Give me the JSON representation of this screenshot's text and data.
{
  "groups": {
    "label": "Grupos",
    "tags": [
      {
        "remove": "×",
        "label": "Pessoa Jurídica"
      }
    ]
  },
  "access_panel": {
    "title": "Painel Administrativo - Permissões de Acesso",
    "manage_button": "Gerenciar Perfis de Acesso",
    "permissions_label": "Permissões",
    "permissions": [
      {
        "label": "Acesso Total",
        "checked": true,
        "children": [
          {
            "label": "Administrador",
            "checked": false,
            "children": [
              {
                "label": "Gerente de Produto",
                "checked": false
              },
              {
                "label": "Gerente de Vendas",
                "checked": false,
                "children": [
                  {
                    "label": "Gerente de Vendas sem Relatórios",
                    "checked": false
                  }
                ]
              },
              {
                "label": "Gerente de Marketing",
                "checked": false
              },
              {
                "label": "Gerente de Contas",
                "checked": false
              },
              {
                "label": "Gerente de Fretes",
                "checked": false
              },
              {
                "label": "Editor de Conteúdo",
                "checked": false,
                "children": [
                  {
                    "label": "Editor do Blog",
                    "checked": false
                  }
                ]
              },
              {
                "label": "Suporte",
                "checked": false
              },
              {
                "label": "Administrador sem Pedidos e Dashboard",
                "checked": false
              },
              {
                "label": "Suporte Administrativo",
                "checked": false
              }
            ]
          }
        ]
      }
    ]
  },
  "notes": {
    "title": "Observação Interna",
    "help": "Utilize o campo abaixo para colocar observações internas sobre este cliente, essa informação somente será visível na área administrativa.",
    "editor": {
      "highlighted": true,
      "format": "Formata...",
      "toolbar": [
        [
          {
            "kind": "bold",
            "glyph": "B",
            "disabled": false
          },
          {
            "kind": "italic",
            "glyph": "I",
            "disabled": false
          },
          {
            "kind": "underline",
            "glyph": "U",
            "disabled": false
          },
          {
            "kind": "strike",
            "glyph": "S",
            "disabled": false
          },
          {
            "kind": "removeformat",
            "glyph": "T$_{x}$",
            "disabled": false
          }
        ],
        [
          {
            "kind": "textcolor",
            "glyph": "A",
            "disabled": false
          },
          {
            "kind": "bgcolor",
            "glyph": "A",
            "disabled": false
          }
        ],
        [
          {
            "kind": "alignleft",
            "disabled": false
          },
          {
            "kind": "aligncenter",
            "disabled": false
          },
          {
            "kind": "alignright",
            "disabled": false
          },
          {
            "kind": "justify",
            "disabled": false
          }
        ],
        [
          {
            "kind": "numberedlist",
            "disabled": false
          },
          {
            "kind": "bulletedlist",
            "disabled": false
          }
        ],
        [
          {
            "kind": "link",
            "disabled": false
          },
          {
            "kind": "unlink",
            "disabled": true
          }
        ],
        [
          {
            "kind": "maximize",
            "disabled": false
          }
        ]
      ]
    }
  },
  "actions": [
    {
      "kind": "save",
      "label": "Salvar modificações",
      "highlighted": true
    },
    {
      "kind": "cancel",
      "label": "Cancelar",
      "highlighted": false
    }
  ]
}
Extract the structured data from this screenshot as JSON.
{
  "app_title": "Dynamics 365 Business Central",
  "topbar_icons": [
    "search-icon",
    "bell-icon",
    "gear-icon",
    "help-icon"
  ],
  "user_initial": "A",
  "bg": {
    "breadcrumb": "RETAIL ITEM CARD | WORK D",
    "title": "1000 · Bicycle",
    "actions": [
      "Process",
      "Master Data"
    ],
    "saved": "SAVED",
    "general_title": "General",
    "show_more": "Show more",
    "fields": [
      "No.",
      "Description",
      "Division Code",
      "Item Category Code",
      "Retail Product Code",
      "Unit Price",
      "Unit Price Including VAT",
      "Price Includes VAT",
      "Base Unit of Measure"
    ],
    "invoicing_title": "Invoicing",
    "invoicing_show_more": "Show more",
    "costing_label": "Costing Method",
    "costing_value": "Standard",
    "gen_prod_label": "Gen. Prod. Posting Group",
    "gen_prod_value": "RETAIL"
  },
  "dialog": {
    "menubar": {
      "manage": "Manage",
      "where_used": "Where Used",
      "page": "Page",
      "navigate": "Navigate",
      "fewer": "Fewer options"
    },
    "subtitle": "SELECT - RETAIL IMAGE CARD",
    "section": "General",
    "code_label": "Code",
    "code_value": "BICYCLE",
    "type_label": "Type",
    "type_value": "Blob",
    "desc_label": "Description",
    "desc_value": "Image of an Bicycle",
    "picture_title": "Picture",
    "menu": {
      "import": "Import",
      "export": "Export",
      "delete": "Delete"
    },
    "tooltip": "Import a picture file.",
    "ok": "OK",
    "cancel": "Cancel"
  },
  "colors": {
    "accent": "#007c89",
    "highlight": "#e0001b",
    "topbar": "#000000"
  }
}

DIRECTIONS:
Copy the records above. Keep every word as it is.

ANSWER SPACE:
Give me the JSON representation of this screenshot's text and data.
{
  "groups": {
    "label": "Grupos",
    "tags": [
      {
        "remove": "×",
        "label": "Pessoa Jurídica"
      }
    ]
  },
  "access_panel": {
    "title": "Painel Administrativo - Permissões de Acesso",
    "manage_button": "Gerenciar Perfis de Acesso",
    "permissions_label": "Permissões",
    "permissions": [
      {
        "label": "Acesso Total",
        "checked": true,
        "children": [
          {
            "label": "Administrador",
            "checked": false,
            "children": [
              {
                "label": "Gerente de Produto",
                "checked": false
              },
              {
                "label": "Gerente de Vendas",
                "checked": false,
                "children": [
                  {
                    "label": "Gerente de Vendas sem Relatórios",
                    "checked": false
                  }
                ]
              },
              {
                "label": "Gerente de Marketing",
                "checked": false
              },
              {
                "label": "Gerente de Contas",
                "checked": false
              },
              {
                "label": "Gerente de Fretes",
                "checked": false
              },
              {
                "label": "Editor de Conteúdo",
                "checked": false,
                "children": [
                  {
                    "label": "Editor do Blog",
                    "checked": false
                  }
                ]
              },
              {
                "label": "Suporte",
                "checked": false
              },
              {
                "label": "Administrador sem Pedidos e Dashboard",
                "checked": false
              },
              {
                "label": "Suporte Administrativo",
                "checked": false
              }
            ]
          }
        ]
      }
    ]
  },
  "notes": {
    "title": "Observação Interna",
    "help": "Utilize o campo abaixo para colocar observações internas sobre este cliente, essa informação somente será visível na área administrativa.",
    "editor": {
      "highlighted": true,
      "format": "Formata...",
      "toolbar": [
        [
          {
            "kind": "bold",
            "glyph": "B",
            "disabled": false
          },
          {
            "kind": "italic",
            "glyph": "I",
            "disabled": false
          },
          {
            "kind": "underline",
            "glyph": "U",
            "disabled": false
          },
          {
            "kind": "strike",
            "glyph": "S",
            "disabled": false
          },
          {
            "kind": "removeformat",
            "glyph": "T$_{x}$",
            "disabled": false
          }
        ],
        [
          {
            "kind": "textcolor",
            "glyph": "A",
            "disabled": false
          },
          {
            "kind": "bgcolor",
            "glyph": "A",
            "disabled": false
          }
        ],
        [
          {
            "kind": "alignleft",
            "disabled": false
          },
          {
            "kind": "aligncenter",
            "disabled": false
          },
          {
            "kind": "alignright",
            "disabled": false
          },
          {
            "kind": "justify",
            "disabled": false
          }
        ],
        [
          {
            "kind": "numberedlist",
            "disabled": false
          },
          {
            "kind": "bulletedlist",
            "disabled": false
          }
        ],
        [
          {
            "kind": "link",
            "disabled": false
          },
          {
            "kind": "unlink",
            "disabled": true
          }
        ],
        [
          {
            "kind": "maximize",
            "disabled": false
          }
        ]
      ]
    }
  },
  "actions": [
    {
      "kind": "save",
      "label": "Salvar modificações",
      "highlighted": true
    },
    {
      "kind": "cancel",
      "label": "Cancelar",
      "highlighted": false
    }
  ]
}
Extract the structured data from this screenshot as JSON.
{
  "app_title": "Dynamics 365 Business Central",
  "topbar_icons": [
    "search-icon",
    "bell-icon",
    "gear-icon",
    "help-icon"
  ],
  "user_initial": "A",
  "bg": {
    "breadcrumb": "RETAIL ITEM CARD | WORK D",
    "title": "1000 · Bicycle",
    "actions": [
      "Process",
      "Master Data"
    ],
    "saved": "SAVED",
    "general_title": "General",
    "show_more": "Show more",
    "fields": [
      "No.",
      "Description",
      "Division Code",
      "Item Category Code",
      "Retail Product Code",
      "Unit Price",
      "Unit Price Including VAT",
      "Price Includes VAT",
      "Base Unit of Measure"
    ],
    "invoicing_title": "Invoicing",
    "invoicing_show_more": "Show more",
    "costing_label": "Costing Method",
    "costing_value": "Standard",
    "gen_prod_label": "Gen. Prod. Posting Group",
    "gen_prod_value": "RETAIL"
  },
  "dialog": {
    "menubar": {
      "manage": "Manage",
      "where_used": "Where Used",
      "page": "Page",
      "navigate": "Navigate",
      "fewer": "Fewer options"
    },
    "subtitle": "SELECT - RETAIL IMAGE CARD",
    "section": "General",
    "code_label": "Code",
    "code_value": "BICYCLE",
    "type_label": "Type",
    "type_value": "Blob",
    "desc_label": "Description",
    "desc_value": "Image of an Bicycle",
    "picture_title": "Picture",
    "menu": {
      "import": "Import",
      "export": "Export",
      "delete": "Delete"
    },
    "tooltip": "Import a picture file.",
    "ok": "OK",
    "cancel": "Cancel"
  },
  "colors": {
    "accent": "#007c89",
    "highlight": "#e0001b",
    "topbar": "#000000"
  }
}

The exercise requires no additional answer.